“I knew ahead of time what the interview was going to be like. I knew every move they made, and that was the big difference. I suspected my phone was tapped, but they weren’t that organized. There were pockets of resistance.”

Weaker individuals may have allowed all of this to sway them from their decision to be together, but Bill and Pat say they persisted and refused to let outside influences get in the way.

“They didn’t know who they were dealing with. That was the big thing,” said Bill. “They underestimated me and they underestimated the people around me. Goodness was on (our) side. (For Pat’s) side of the family, it was just a marriage. It was common in West Indian culture.”

Pat said it was a matter of “just going with the flow” and ignoring all of the noise that surrounded them. They also had friends and family to lean on when needed, which was important.

As they approach their 59th wedding anniversary later this year, the couple says a lot has changed since they first met, but there are still many things that have not.

“It’s easier for this generation than it was for us … but after 59 years, I am still the only Black wife (in the retirement residence). Coming to Amica, I was quite apprehensive. The older generation do not (always) understand, but I was welcomed with open arms,” said Pat.

“I feel it’s because the way you perceive yourself is how other people perceive you. I was able to integrate into that without any problems.”

Marrying someone of a different race or religion is a personal choice, the couple says, but it’s the institutionalized racism that still exists today that needs to be focused on.

“It’s the rules and the laws that prohibited it,” Bill said. “The Americans have been knocking them down one thing at a time for 100 years. It took them 100 years for the emancipation documentation and the constitutional amendments.”

The couple has three grown children, five grandchildren and one great-grandchild — all of whom Pat and Bill say inherited their drive and legacy of service to their own communities.

One daughter is a retired South Simcoe police officer, while one of their sons serves in the Royal Canadian Navy. Their other child is living in Texas, where she was the superintendent of the Houston Independent School Board prior to retirement.

“We raised them to believe that nobody was better than (them). Work hard and you will be repaid,” said Pat.
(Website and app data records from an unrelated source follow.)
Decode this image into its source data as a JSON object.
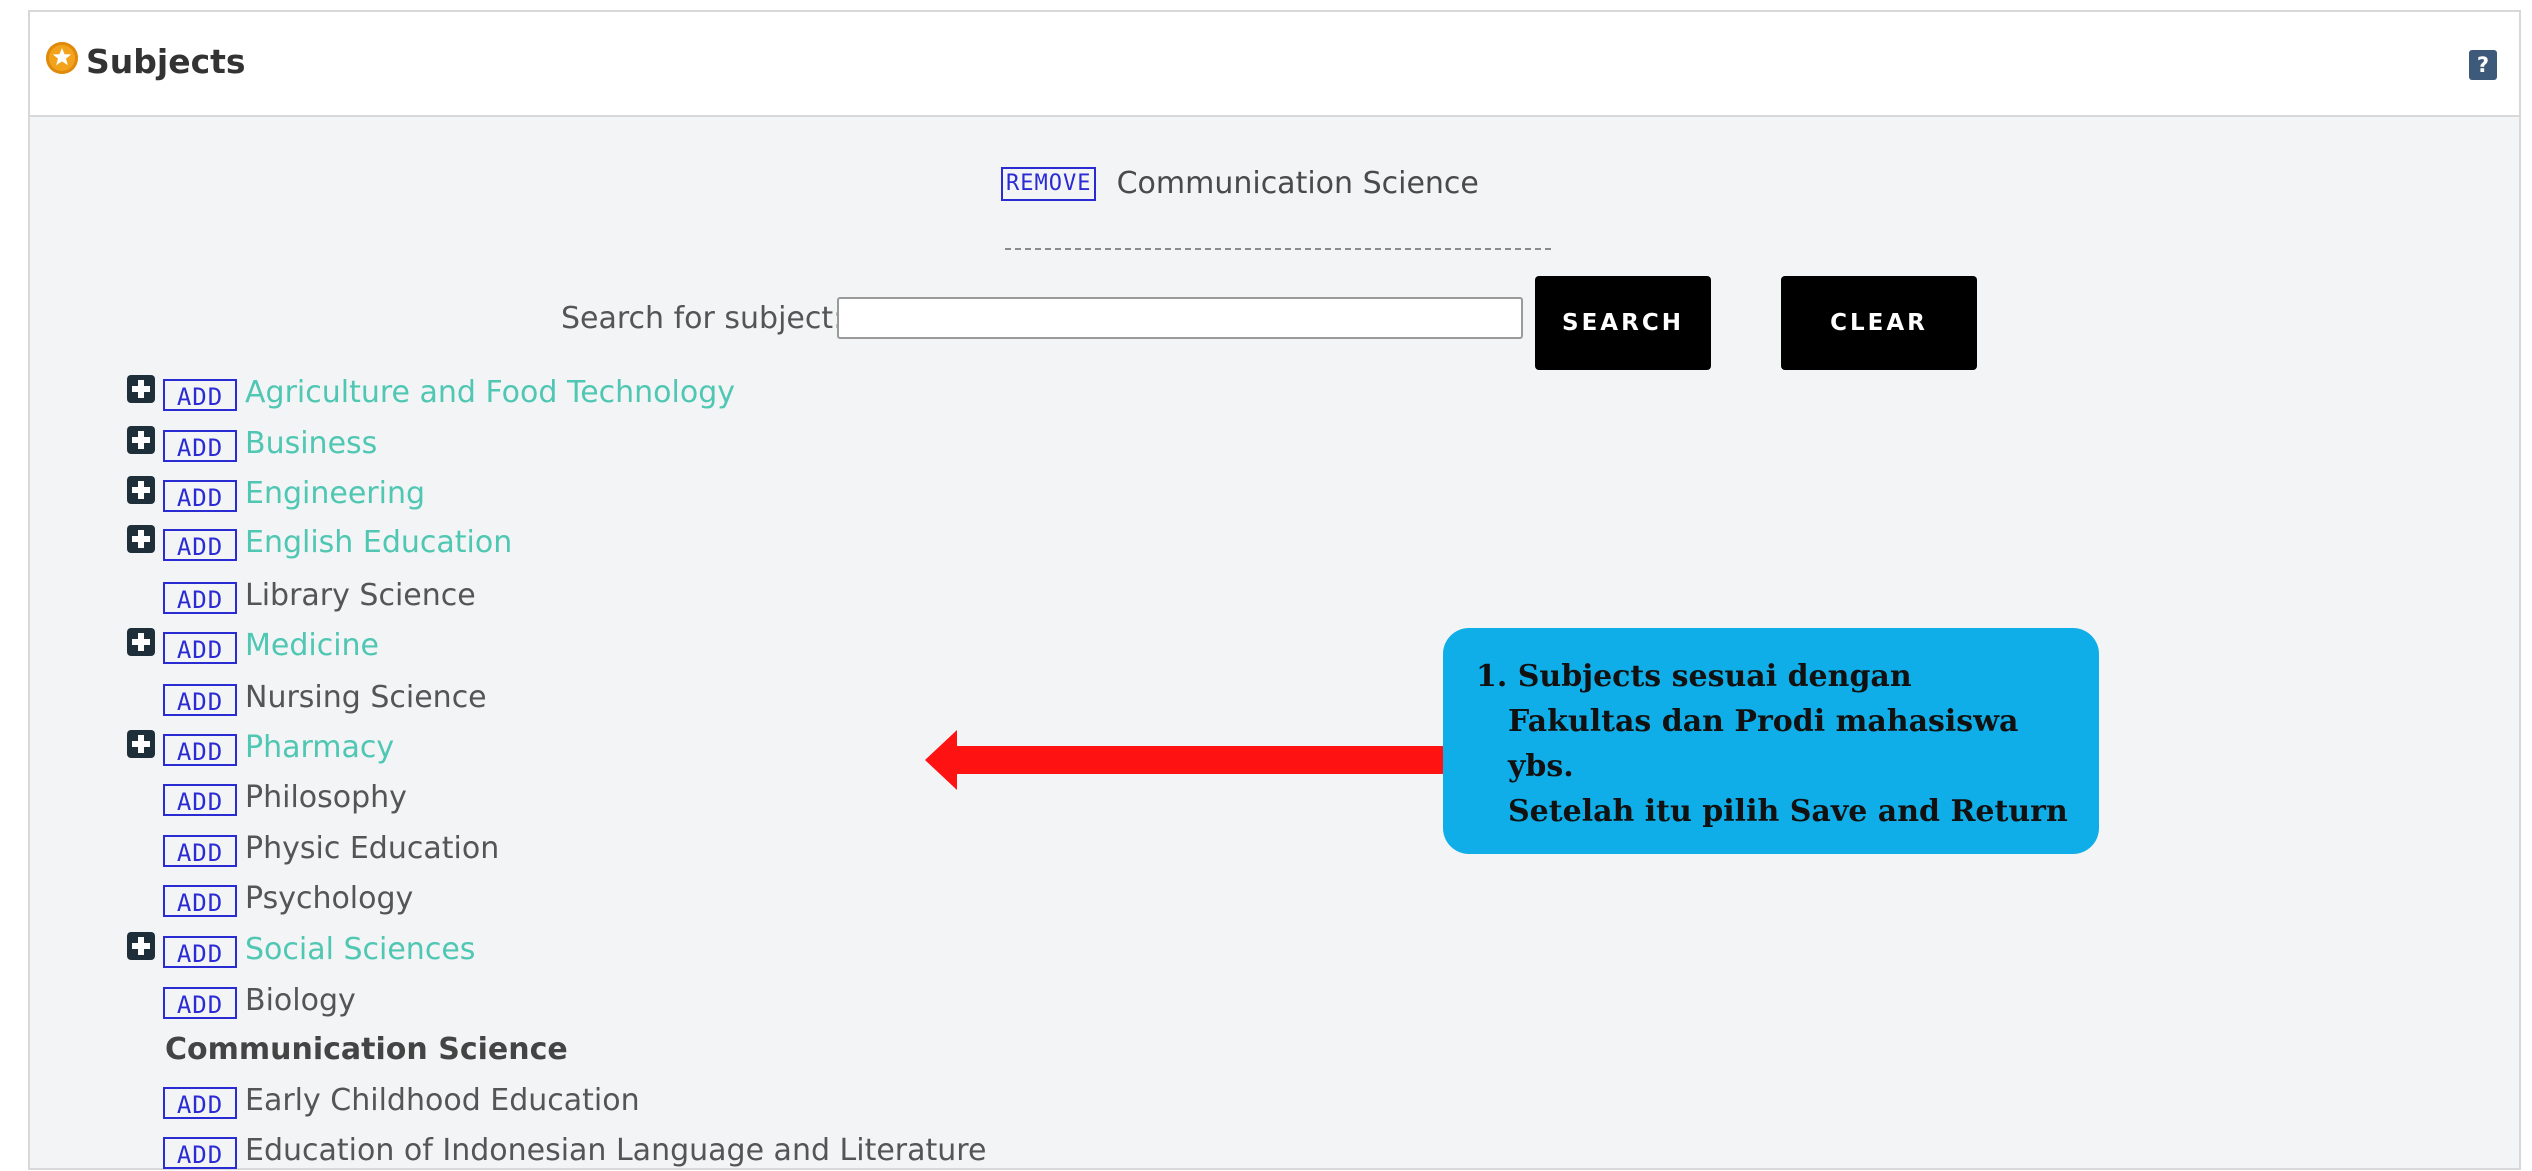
{
  "panel": {
    "title": "Subjects",
    "help_label": "?"
  },
  "selected_subject": {
    "remove_label": "REMOVE",
    "name": "Communication Science"
  },
  "search": {
    "label": "Search for subject:",
    "value": "",
    "search_button": "SEARCH",
    "clear_button": "CLEAR"
  },
  "add_label": "ADD",
  "tree": [
    {
      "label": "Agriculture and Food Technology",
      "expandable": true
    },
    {
      "label": "Business",
      "expandable": true
    },
    {
      "label": "Engineering",
      "expandable": true
    },
    {
      "label": "English Education",
      "expandable": true
    },
    {
      "label": "Library Science",
      "expandable": false
    },
    {
      "label": "Medicine",
      "expandable": true
    },
    {
      "label": "Nursing Science",
      "expandable": false
    },
    {
      "label": "Pharmacy",
      "expandable": true
    },
    {
      "label": "Philosophy",
      "expandable": false
    },
    {
      "label": "Physic Education",
      "expandable": false
    },
    {
      "label": "Psychology",
      "expandable": false
    },
    {
      "label": "Social Sciences",
      "expandable": true
    },
    {
      "label": "Biology",
      "expandable": false
    },
    {
      "label": "Communication Science",
      "expandable": false,
      "selected": true
    },
    {
      "label": "Early Childhood Education",
      "expandable": false
    },
    {
      "label": "Education of Indonesian Language and Literature",
      "expandable": false
    }
  ],
  "callout": {
    "lines": [
      "1. Subjects sesuai dengan",
      "Fakultas dan Prodi mahasiswa",
      "ybs.",
      "Setelah itu pilih Save and Return"
    ]
  },
  "colors": {
    "link": "#4fc7b3",
    "add_border": "#2b2bd4",
    "callout_bg": "#10aee8",
    "arrow": "#ff1212"
  }
}
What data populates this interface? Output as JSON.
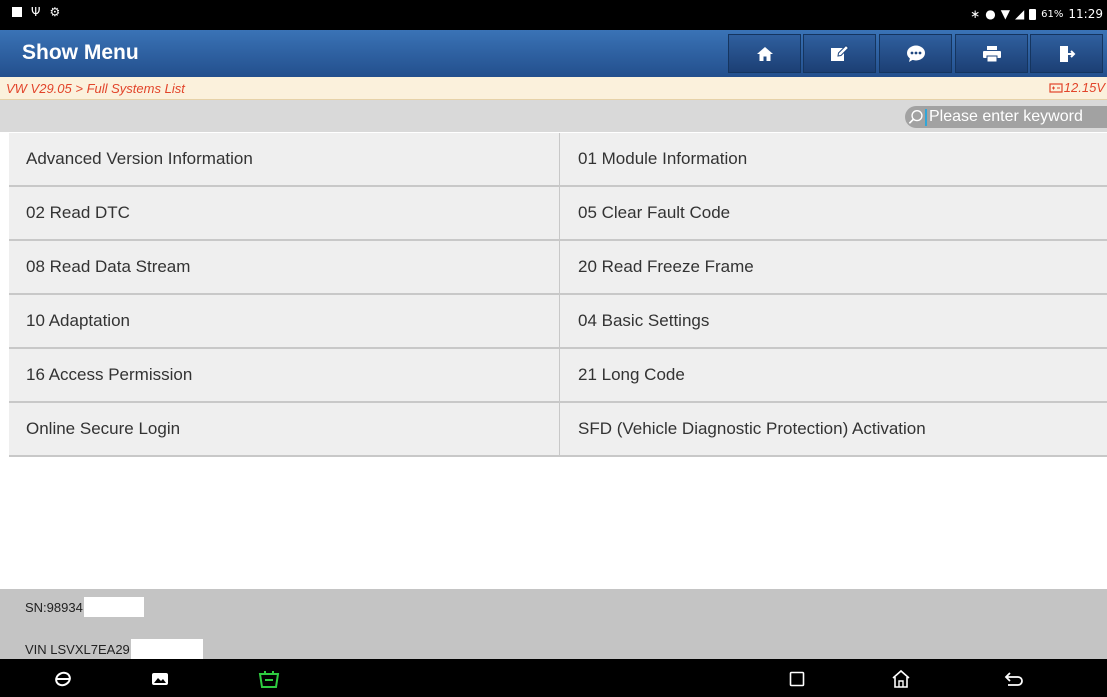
{
  "status_bar": {
    "battery": "61%",
    "time": "11:29"
  },
  "header": {
    "title": "Show Menu",
    "toolbar": [
      "home-icon",
      "edit-icon",
      "chat-icon",
      "print-icon",
      "exit-icon"
    ]
  },
  "breadcrumb": {
    "path": "VW V29.05 > Full Systems List",
    "voltage": "12.15V"
  },
  "search": {
    "placeholder": "Please enter keyword"
  },
  "menu": {
    "rows": [
      {
        "left": "Advanced Version Information",
        "right": "01 Module Information"
      },
      {
        "left": "02 Read DTC",
        "right": "05 Clear Fault Code"
      },
      {
        "left": "08 Read Data Stream",
        "right": "20 Read Freeze Frame"
      },
      {
        "left": "10 Adaptation",
        "right": "04 Basic Settings"
      },
      {
        "left": "16 Access Permission",
        "right": "21 Long Code"
      },
      {
        "left": "Online Secure Login",
        "right": "SFD (Vehicle Diagnostic Protection) Activation"
      }
    ]
  },
  "footer": {
    "sn": "SN:98934",
    "vin": "VIN LSVXL7EA29"
  },
  "colors": {
    "header_blue": "#2b5c9e",
    "breadcrumb_text": "#e2442a",
    "vci_green": "#2ecc40"
  }
}
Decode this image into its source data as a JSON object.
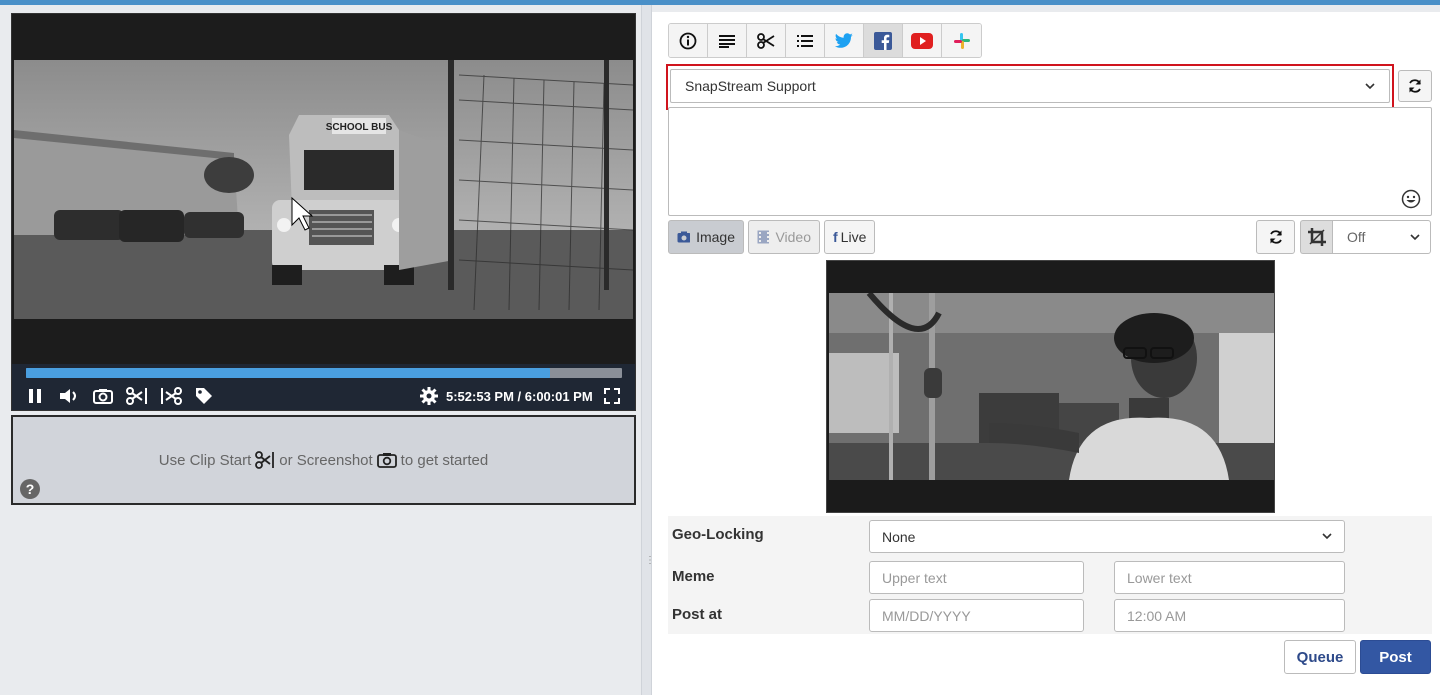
{
  "player": {
    "time_display": "5:52:53 PM  / 6:00:01 PM",
    "progress": 0.88,
    "video_description": "school bus in parking lot",
    "bus_sign": "SCHOOL BUS"
  },
  "clip_hint": {
    "part1": "Use Clip Start",
    "part2": "or Screenshot",
    "part3": "to get started"
  },
  "help_label": "?",
  "tabs": [
    {
      "name": "info-icon"
    },
    {
      "name": "text-icon"
    },
    {
      "name": "scissors-icon"
    },
    {
      "name": "list-icon"
    },
    {
      "name": "twitter-icon"
    },
    {
      "name": "facebook-icon",
      "active": true
    },
    {
      "name": "youtube-icon"
    },
    {
      "name": "slack-icon"
    }
  ],
  "account": {
    "selected": "SnapStream Support"
  },
  "media": {
    "image_label": "Image",
    "video_label": "Video",
    "live_label": "Live"
  },
  "crop": {
    "selected": "Off"
  },
  "form": {
    "geo_label": "Geo-Locking",
    "geo_value": "None",
    "meme_label": "Meme",
    "upper_placeholder": "Upper text",
    "lower_placeholder": "Lower text",
    "post_at_label": "Post at",
    "date_placeholder": "MM/DD/YYYY",
    "time_placeholder": "12:00 AM"
  },
  "actions": {
    "queue_label": "Queue",
    "post_label": "Post"
  },
  "colors": {
    "accent": "#3357a3",
    "progress": "#4a9fe0",
    "highlight": "#d0141d"
  }
}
“They were strong mentally and physically. They were leaders. Nobody beat them down. You can call it arrogance — and they got them from (us),” said Bill.

“Don’t let the outside (world) get in the way. Whatever problems we had, we solved on our own.”